When does concern for animal rights cross the line?
It’s a question raised by a situation in which death threats and tens of thousands of angry comments were left on the Facebook page of a 12-year-old girl—all because she posted photos of the animals she killed while hunting in South Africa with her dad.
Aryanna Gourdin’s Facebook page is covered in hunting photos that the Utah middle-schooler takes pride in. And while the images are disturbing to many—showing a recently killed giraffe and zebra, among other animals—the comments directed at the child, like those calling for her to “hunt and shot,” are not always appropriate either.
Gourdin’s father, Eli, told Good Morning America, “We’re proud to be hunters.” He also told commenters to back off, saying, “I don’t tell anybody else how to raise their children.”
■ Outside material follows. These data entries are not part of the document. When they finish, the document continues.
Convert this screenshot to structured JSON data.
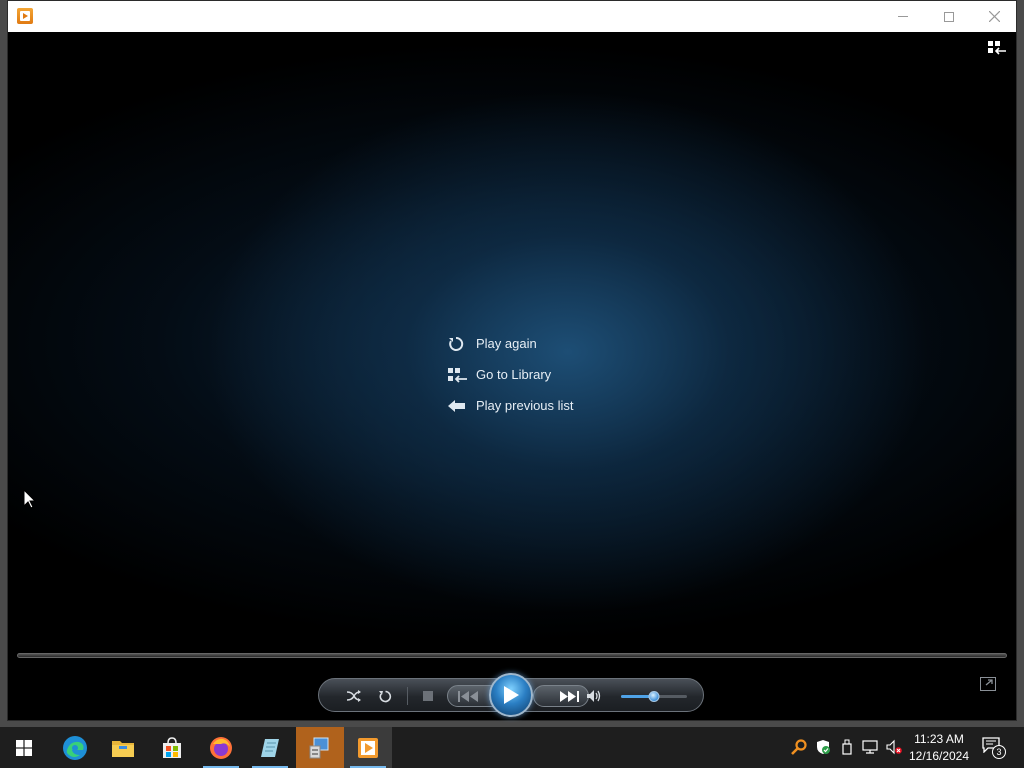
{
  "window": {
    "title": ""
  },
  "end_menu": {
    "items": [
      {
        "label": "Play again",
        "icon": "replay-icon"
      },
      {
        "label": "Go to Library",
        "icon": "library-icon"
      },
      {
        "label": "Play previous list",
        "icon": "back-arrow-icon"
      }
    ]
  },
  "player": {
    "volume_level": 0.5,
    "seek_progress": 0.0
  },
  "taskbar": {
    "apps": [
      "start",
      "edge",
      "file-explorer",
      "microsoft-store",
      "firefox",
      "notepad",
      "control-panel",
      "windows-media-player"
    ],
    "time": "11:23 AM",
    "date": "12/16/2024",
    "notification_count": "3"
  },
  "colors": {
    "accent": "#2b7fc4",
    "video_glow": "#1e5078",
    "taskbar_active": "#b0621c"
  }
}
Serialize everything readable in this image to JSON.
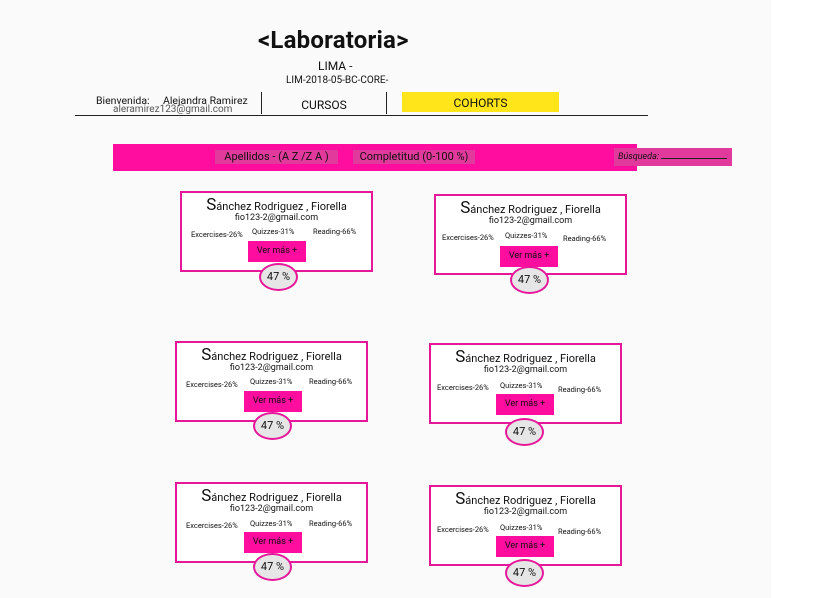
{
  "brand": {
    "logo_text": "<Laboratoria>"
  },
  "header": {
    "city": "LIMA -",
    "cohort_code": "LIM-2018-05-BC-CORE-",
    "welcome_label": "Bienvenida:",
    "user_name": "Alejandra Ramirez",
    "user_email": "aleramirez123@gmail.com"
  },
  "nav": {
    "cursos_label": "CURSOS",
    "cohorts_label": "COHORTS",
    "active_color": "#ffe51a"
  },
  "filters": {
    "sort_name_label": "Apellidos - (A Z /Z A )",
    "sort_completion_label": "Completitud (0-100 %)",
    "search_label": "Búsqueda:"
  },
  "colors": {
    "accent": "#ff0d9f",
    "border": "#e6189a",
    "button_bg": "#e23a9c"
  },
  "cards": [
    {
      "name_initial": "S",
      "name_rest": "ánchez Rodriguez , Fiorella",
      "email": "fio123-2@gmail.com",
      "exercises": "Excercises-26%",
      "quizzes": "Quizzes-31%",
      "reading": "Reading-66%",
      "button": "Ver más +",
      "percent": "47 %"
    },
    {
      "name_initial": "S",
      "name_rest": "ánchez Rodriguez , Fiorella",
      "email": "fio123-2@gmail.com",
      "exercises": "Excercises-26%",
      "quizzes": "Quizzes-31%",
      "reading": "Reading-66%",
      "button": "Ver más +",
      "percent": "47 %"
    },
    {
      "name_initial": "S",
      "name_rest": "ánchez Rodriguez , Fiorella",
      "email": "fio123-2@gmail.com",
      "exercises": "Excercises-26%",
      "quizzes": "Quizzes-31%",
      "reading": "Reading-66%",
      "button": "Ver más +",
      "percent": "47 %"
    },
    {
      "name_initial": "S",
      "name_rest": "ánchez Rodriguez , Fiorella",
      "email": "fio123-2@gmail.com",
      "exercises": "Excercises-26%",
      "quizzes": "Quizzes-31%",
      "reading": "Reading-66%",
      "button": "Ver más +",
      "percent": "47 %"
    },
    {
      "name_initial": "S",
      "name_rest": "ánchez Rodriguez , Fiorella",
      "email": "fio123-2@gmail.com",
      "exercises": "Excercises-26%",
      "quizzes": "Quizzes-31%",
      "reading": "Reading-66%",
      "button": "Ver más +",
      "percent": "47 %"
    },
    {
      "name_initial": "S",
      "name_rest": "ánchez Rodriguez , Fiorella",
      "email": "fio123-2@gmail.com",
      "exercises": "Excercises-26%",
      "quizzes": "Quizzes-31%",
      "reading": "Reading-66%",
      "button": "Ver más +",
      "percent": "47 %"
    }
  ]
}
The viral outrage over the hunting photos was parallel to the protests sparked by dentist Walter Palmer’s photo of Cecil, a lion he hunted and killed in Zimbabwe. After Palmer’s photo with the dead lion went viral, the dentist’s business was besieged by active protest lines, and his home and family were threatened.
The details of Palmer’s lion hunt were different: The lion had been a protected subject in a local study, and Zimbabwe asked the U.S. to extradite the dentist so that he could face charges. The Gourdin family told Good Morning America that their own hunt had been sanctioned by a local organization that said the giraffe was a nuisance, and meat from the slain animal was given to local communities for food.
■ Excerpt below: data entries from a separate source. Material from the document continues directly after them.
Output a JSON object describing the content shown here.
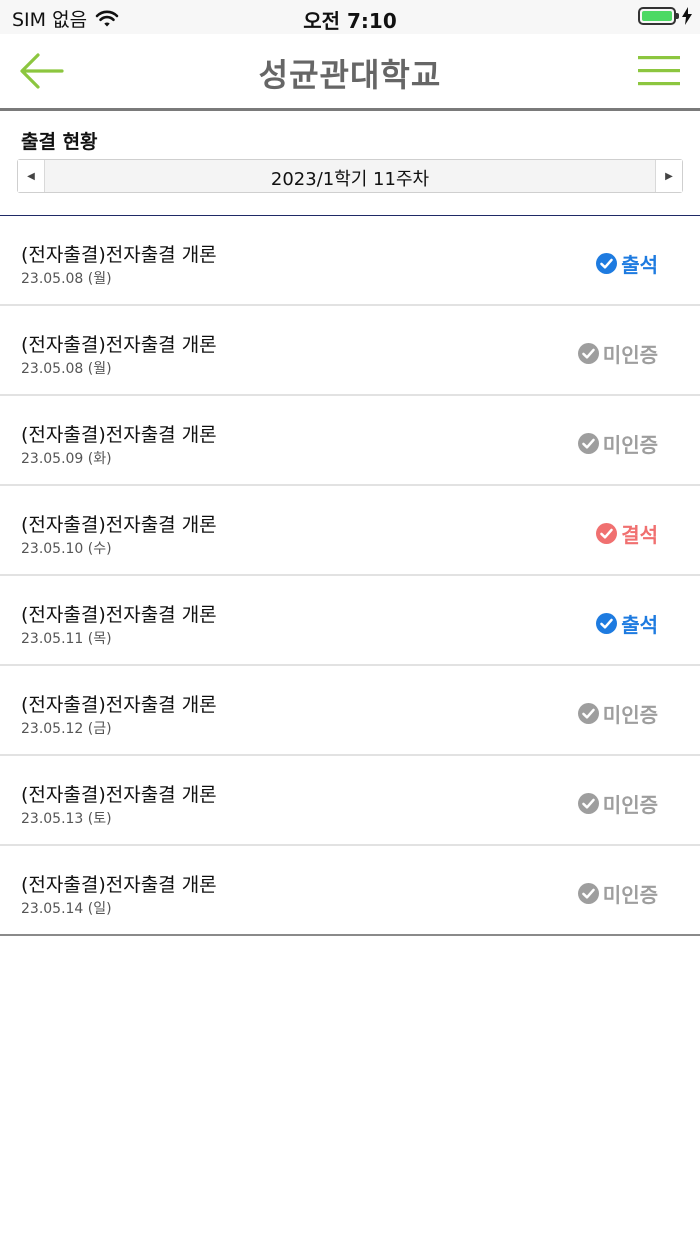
{
  "status_bar": {
    "carrier": "SIM 없음",
    "time": "오전 7:10"
  },
  "nav": {
    "title": "성균관대학교"
  },
  "section": {
    "title": "출결 현황",
    "week_label": "2023/1학기 11주차"
  },
  "colors": {
    "present": "#1e7be0",
    "unverified": "#9e9e9e",
    "absent": "#f07070",
    "accent": "#8cc63f"
  },
  "records": [
    {
      "course": "(전자출결)전자출결 개론",
      "date": "23.05.08 (월)",
      "status": "출석",
      "status_type": "present"
    },
    {
      "course": "(전자출결)전자출결 개론",
      "date": "23.05.08 (월)",
      "status": "미인증",
      "status_type": "unverified"
    },
    {
      "course": "(전자출결)전자출결 개론",
      "date": "23.05.09 (화)",
      "status": "미인증",
      "status_type": "unverified"
    },
    {
      "course": "(전자출결)전자출결 개론",
      "date": "23.05.10 (수)",
      "status": "결석",
      "status_type": "absent"
    },
    {
      "course": "(전자출결)전자출결 개론",
      "date": "23.05.11 (목)",
      "status": "출석",
      "status_type": "present"
    },
    {
      "course": "(전자출결)전자출결 개론",
      "date": "23.05.12 (금)",
      "status": "미인증",
      "status_type": "unverified"
    },
    {
      "course": "(전자출결)전자출결 개론",
      "date": "23.05.13 (토)",
      "status": "미인증",
      "status_type": "unverified"
    },
    {
      "course": "(전자출결)전자출결 개론",
      "date": "23.05.14 (일)",
      "status": "미인증",
      "status_type": "unverified"
    }
  ]
}
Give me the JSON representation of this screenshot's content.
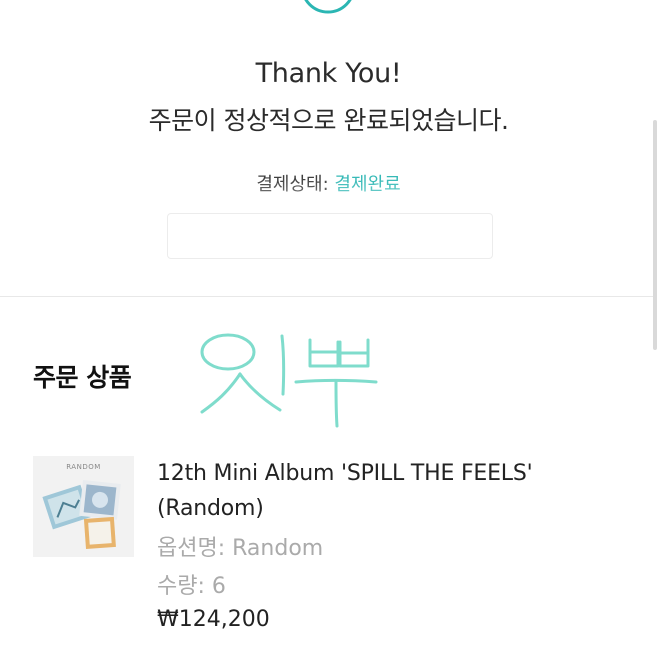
{
  "confirmation": {
    "title": "Thank You!",
    "message": "주문이 정상적으로 완료되었습니다.",
    "payment_status_label": "결제상태:",
    "payment_status_value": "결제완료"
  },
  "order_items": {
    "heading": "주문 상품",
    "handwritten_note": "잇뿌",
    "items": [
      {
        "thumbnail_text": "RANDOM",
        "name": "12th Mini Album 'SPILL THE FEELS' (Random)",
        "option": "옵션명: Random",
        "quantity": "수량: 6",
        "price": "₩124,200"
      }
    ]
  },
  "colors": {
    "accent": "#2bb6b3",
    "handwriting": "#7fdccc"
  }
}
On her Facebook page, Gourdin offered her justifications for why hunting can be more nuanced than many people realize—pointing out that hunting licenses in Africa often cost hundreds of thousands of dollars, money that goes to fund animal conservation efforts.
“We ate some of the meat and donated the rest. We helped secure a healthier population for the future. The money spent will help conservation efforts and boost the local economy,” said the 12-year-old hunter in a post. “Hunting is hunting period. Just because someone chooses to display their ‘trophies’ doesn’t make them a bad person.”